Alun Evans, Health Canada, Health Canada wind turbine noise and health study, indirect health effects wind turbine noise, Ireland wind farms, Ontario wind turbine noise regulations, sleep deprivation, wind farm adverse health effects, wind turbine, wind turbine noise, wind turbines, World Health Organisation
Here is a story from the Irish Examiner, fitting on St Patrick’s Day.
By Conall Ó Fátharta
Irish Examiner Reporter
Leading doctors have called on the Government to reduce the noise levels of wind turbines — which they claim are four times that recommended by World Health Organisation (WHO) guidelines.
The Irish Doctors’ Environmental Association also said the set-back distance of 500m is not enough, that it should be increased to at least 1,500m.
Visiting Research Professor at Queen’s University, Alun Evans and lead clinical consultant at Waterford Regional Hospital Prof Graham Roberts have both expressed concerns over the current noise levels and distance of turbines from homes.
Environment Minister Alan Kelly is currently reviewing the wind energy planning guidelines and the group is calling for both issues to be examined closely in the interest of public health.
The association has called for the introduction of a maximum noise level of 30 decibels as recommended by the WHO and for the set-back distance from inhabited houses to at least 1,500m from the current 500m.
Prof Evans said the construction of wind turbines in Ireland “is being sanctioned too close to human habitation”.
“Because of its impulsive, intrusive, and sometimes incessant nature, the noise generated by wind turbines is particularly likely to disturb sleep,” he said.
“The young and the elderly are particularly at risk. Children who are sleep-deprived are more likely to become obese, predisposing them to diabetes and heart disease in adulthood. As memory is reinforced during sleep, they also exhibit impaired learning.”
Prof Evans said adults who are sleep-deprived are at risk of a ranges of diseases, particularly “heart attacks, heart failure, and stroke, and to cognitive dysfunction and mental problems”.
Prof Evans, attached to the Centre for Public Health at Queen’s, said the Government should exercise a duty of care towards its citizens and exercise the ‘precautionary principle’ which is enshrined in the Lisbon Treaty.
“It can achieve this by raising turbine set-back to at least 1500m, in accordance with a growing international consensus,” said Prof Evans.
In a statement, the Department of the Environment said that in December 2013 it published draft revisions to the noise, set-back distance, and shadow-flicker aspects of the 2006 Wind Energy Development Guidelines.
These draft revisions proposed: 1. The setting of a more stringent day and night noise limit of 40 decibels for future wind energy developments; 2. A mandatory minimum setback of 500m* between a wind turbine and the nearest dwelling for amenity considerations; 3. The complete elimination of shadow flicker between wind turbines and neighbouring dwellings.
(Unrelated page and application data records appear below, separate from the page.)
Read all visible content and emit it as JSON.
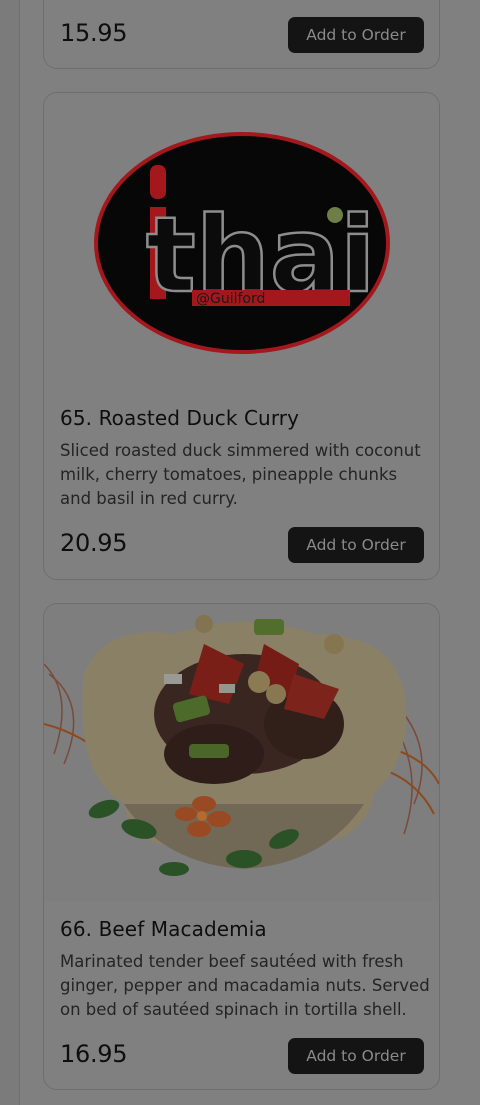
{
  "menu": {
    "items": [
      {
        "price": "15.95",
        "button_label": "Add to Order"
      },
      {
        "name": "65. Roasted Duck Curry",
        "description": "Sliced roasted duck simmered with coconut milk, cherry tomatoes, pineapple chunks and basil in red curry.",
        "price": "20.95",
        "button_label": "Add to Order",
        "image": {
          "kind": "logo",
          "text": "thai",
          "subtext": "@Guilford"
        }
      },
      {
        "name": "66. Beef Macademia",
        "description": "Marinated tender beef sautéed with fresh ginger, pepper and macadamia nuts. Served on bed of sautéed spinach in tortilla shell.",
        "price": "16.95",
        "button_label": "Add to Order",
        "image": {
          "kind": "photo"
        }
      }
    ]
  },
  "colors": {
    "overlay_background": "#808080",
    "button": "#141414",
    "logo_red": "#a3181c"
  }
}
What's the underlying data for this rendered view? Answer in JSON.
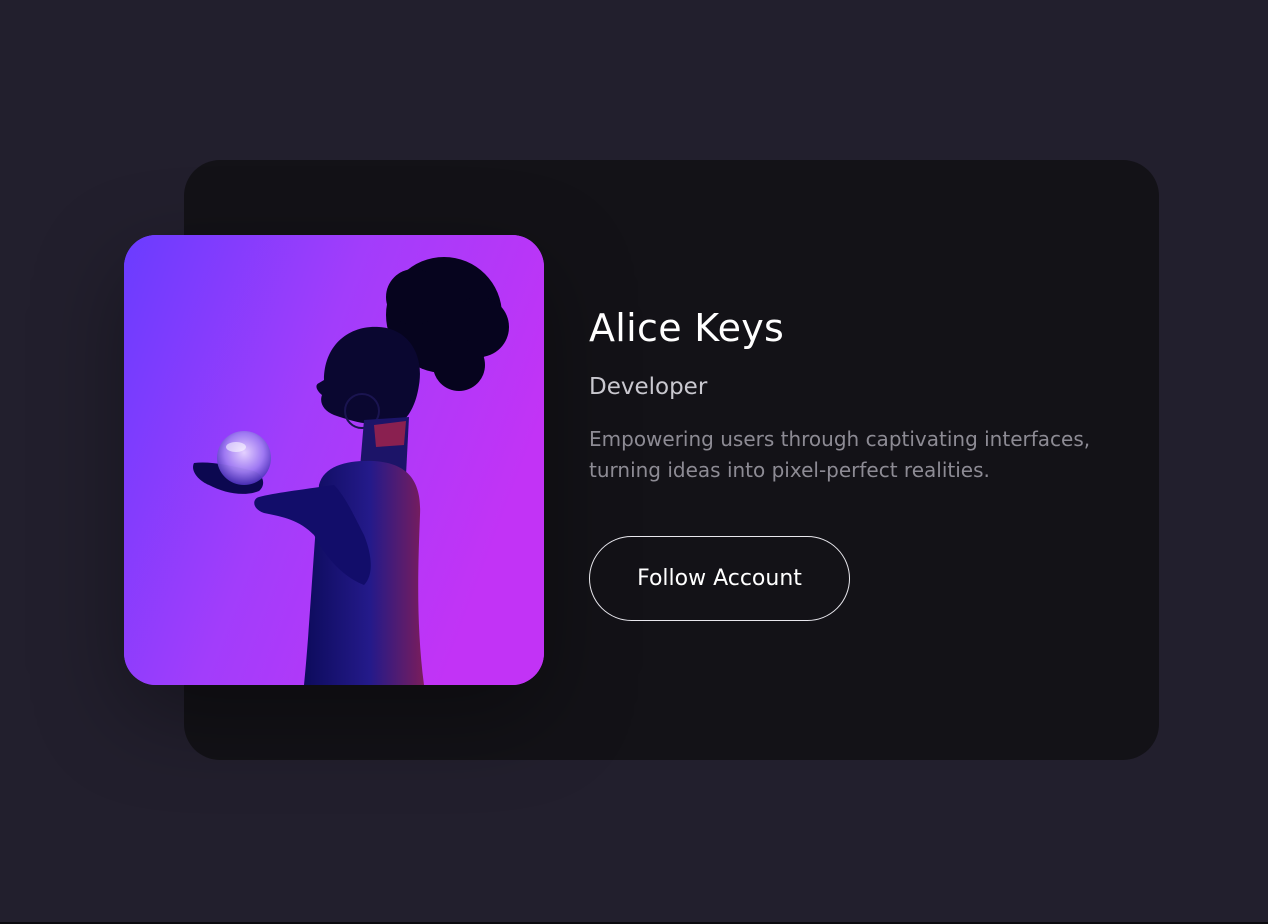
{
  "profile": {
    "name": "Alice Keys",
    "role": "Developer",
    "bio": "Empowering users through captivating interfaces, turning ideas into pixel-perfect realities.",
    "follow_label": "Follow Account"
  },
  "theme": {
    "background": "#221f2d",
    "card": "#131217",
    "photo_gradient_start": "#6a3cff",
    "photo_gradient_end": "#c233f6"
  }
}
A public consultation process was initiated on these proposed revisions to the guidelines, which ran until February 21, 2014.
“The department received submissions from 7,500 organisations and members of the public during this period. In this regard, account has to be taken of the extensive response to the public consultation in framing the final guidelines,” the department said in the statement.
“However, it is the department’s intention that the revisions to the 2006 Wind Energy Development Guidelines will be finalised in the near future and will address many of the issues raised in that bill.”
*Editor’s note: Ontario’s wind turbine noise regulations, which are based on geography and wind power lobby group instruction, not science, work out to 550 meter setbacks. Health Canada’s Wind Turbine Noise and Health study revealed that problems exist at 55 meters, with 25% of people exposed to the turbine noise and low frequency noise being distressed; 16.5% were distressed at 1 km. The Health Canada research results suggest that a setback should be a minimum of 1300 meters, which means Ontario’s existing noise regulations are completely inadequate to protect health.